The best design journal... ever??

CSS and AJAX and Web 2.0 oh my

Monday, May 08, 2006

Snazzy web design: three!

Here's another step up on the fancy-site-o-meter: Trek's site.

Compared to the sites reviewed previously, this site is very slick. Clearly a lot of money goes to paying designers to make this site look nice. The pages are all heavily laden with photos of people using Trek's wonderful line of products and many of the features rely on Flash for a presentation about the great technology.

So, assume we're a user with a fast connection, modern browser, and Flash. Further suppose we want to learn about Trek's mountain bike selection. From the main page, we select "USA". Then it prompts for a language for some reason – are there lots of "FRANÇAIS" speakers in the States? The main page has a lot of options, but we find "MOUNTAIN" eventually, despite the Flash ad blaring above the site. So we make it to the mountain bike page, and the Flash box blinks white and there's some cool guy jumping through the dirt. That's nice, but we want a bike. Dragging over "HARDTAIL" makes the guy flicker away without warning, replaced by a loading bar- wait, now we moved the cursor away, and the guy's back! That guy sure is stubborn!

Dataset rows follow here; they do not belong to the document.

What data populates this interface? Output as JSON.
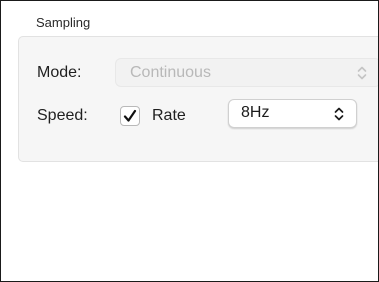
{
  "group": {
    "title": "Sampling"
  },
  "mode": {
    "label": "Mode:",
    "value": "Continuous",
    "enabled": false
  },
  "speed": {
    "label": "Speed:",
    "checkbox_checked": true,
    "checkbox_label": "Rate",
    "rate_value": "8Hz"
  },
  "icons": {
    "check": "checkmark-icon",
    "popup_arrows": "chevron-up-down-icon"
  },
  "colors": {
    "group_background": "#f6f6f6",
    "disabled_text": "#b8b8b8",
    "text": "#1f1f1f"
  }
}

Trek guy says: "NEITHER THE GROUND NOR WEB SURFERS CAN DEFEAT ME"

See, this is not an good design. This site is doing a great job of presenting lots of people kicking ass on Trek products. There are other ways to navigate besides this Flash disaster: I could pull down the list and try to navigate to a good-sounding mountain bike model. Unfortunately there are ~200 bikes in this list and it's hard to find mountain bikes when there's no particular organization. The page also has a zillion other links, including several screens' worth of columns and other stuff I don't care about. But if I'm perceptive, I'll notice the links to bike types, and click, say, "Hardtail". (Many curious users don't know what a hardtail is, but we'll ignore that for the moment.)

This is great progress: we're nearly at the part where they tell you about the bikes! But this part is really pretty lousy for browsing. It's great at listing the ultra-specifics of a certain model, but for someone naive to Trek's line it's trouble. You can click "OVERVIEW" but it's pretty useless, only telling you the price ranges of each line of bike. What if you want to learn more about the models in general? You can click on each model line, which is organied by the material used to build the frame, but each page says basically the same thing, "This line is has great bikes!"

All the individual bike pages will tell me is the specific parts in each bike. And it's good that I can learn all about the shifters and headsets and lug nuts, but how important is that for the causal browser? Especially for someone browsing the low-end models, some information about its strengths, or a link to a review, or anything would be good. It's a shame there's really nothing for this type of user, who should have been considered more carefully by the team working on this site. If the user gets curious enough to click on Technology > Hardtail, he is treated to a big choppy animation about how great hardtails are, and a lot of power chords. Actually, that brings me to my last point.

This site really, really, really does not need to use Flash. Designers love it because it allows for all kinds of fancy animations and slick transitions; neither one of these things enhances the website's usability at all. Flash is used on this site for insulting the user with promotions on top of hyperbolic blathering about everything Trek makes. It dramatically reduces flexibility – oh, you wanted to open that link in a new tab? – and generally gets in the way, as in the rotating ads on the mountain page discussed earlier.

The people who designed this website shot themselves in the foot. This is a very flashy site with a lot of attention paid to showing off people being cool and saying Trek bikes are awesome. But that doesn't really do anything; as studies show, consumers are increasingly immune to advertising, especially via such blatant means. Despite the fancy technology and the huge amounts of work that went into it, this is still a poorly-designed, frustrating site. The casual user isn't going to slog through this giant site to find what he wants; he's just going to look up the competition instead.